Work to be completed: Give back every line of the data below exactly.

Available records:
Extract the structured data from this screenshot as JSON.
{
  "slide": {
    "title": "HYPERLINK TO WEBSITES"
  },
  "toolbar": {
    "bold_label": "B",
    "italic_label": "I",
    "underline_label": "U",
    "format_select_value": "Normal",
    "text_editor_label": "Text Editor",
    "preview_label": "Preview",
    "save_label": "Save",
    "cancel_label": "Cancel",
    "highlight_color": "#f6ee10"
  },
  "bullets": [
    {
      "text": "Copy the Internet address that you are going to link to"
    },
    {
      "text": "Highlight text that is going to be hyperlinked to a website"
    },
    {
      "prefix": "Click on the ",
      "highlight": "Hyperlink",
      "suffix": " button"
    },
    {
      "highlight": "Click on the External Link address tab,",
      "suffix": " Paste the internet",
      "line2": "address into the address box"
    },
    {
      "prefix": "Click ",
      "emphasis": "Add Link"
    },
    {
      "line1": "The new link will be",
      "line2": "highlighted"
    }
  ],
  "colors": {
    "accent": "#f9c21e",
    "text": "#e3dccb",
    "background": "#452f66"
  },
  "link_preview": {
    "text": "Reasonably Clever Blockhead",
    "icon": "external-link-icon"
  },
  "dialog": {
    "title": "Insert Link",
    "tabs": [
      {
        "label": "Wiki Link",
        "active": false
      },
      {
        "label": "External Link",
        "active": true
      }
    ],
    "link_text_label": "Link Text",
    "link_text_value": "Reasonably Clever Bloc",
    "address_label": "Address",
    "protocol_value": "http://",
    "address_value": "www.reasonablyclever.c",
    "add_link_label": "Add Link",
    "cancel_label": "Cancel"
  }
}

Solution to this task:
Extract the structured data from this screenshot as JSON.
{
  "slide": {
    "title": "HYPERLINK TO WEBSITES"
  },
  "toolbar": {
    "bold_label": "B",
    "italic_label": "I",
    "underline_label": "U",
    "format_select_value": "Normal",
    "text_editor_label": "Text Editor",
    "preview_label": "Preview",
    "save_label": "Save",
    "cancel_label": "Cancel",
    "highlight_color": "#f6ee10"
  },
  "bullets": [
    {
      "text": "Copy the Internet address that you are going to link to"
    },
    {
      "text": "Highlight text that is going to be hyperlinked to a website"
    },
    {
      "prefix": "Click on the ",
      "highlight": "Hyperlink",
      "suffix": " button"
    },
    {
      "highlight": "Click on the External Link address tab,",
      "suffix": " Paste the internet",
      "line2": "address into the address box"
    },
    {
      "prefix": "Click ",
      "emphasis": "Add Link"
    },
    {
      "line1": "The new link will be",
      "line2": "highlighted"
    }
  ],
  "colors": {
    "accent": "#f9c21e",
    "text": "#e3dccb",
    "background": "#452f66"
  },
  "link_preview": {
    "text": "Reasonably Clever Blockhead",
    "icon": "external-link-icon"
  },
  "dialog": {
    "title": "Insert Link",
    "tabs": [
      {
        "label": "Wiki Link",
        "active": false
      },
      {
        "label": "External Link",
        "active": true
      }
    ],
    "link_text_label": "Link Text",
    "link_text_value": "Reasonably Clever Bloc",
    "address_label": "Address",
    "protocol_value": "http://",
    "address_value": "www.reasonablyclever.c",
    "add_link_label": "Add Link",
    "cancel_label": "Cancel"
  }
}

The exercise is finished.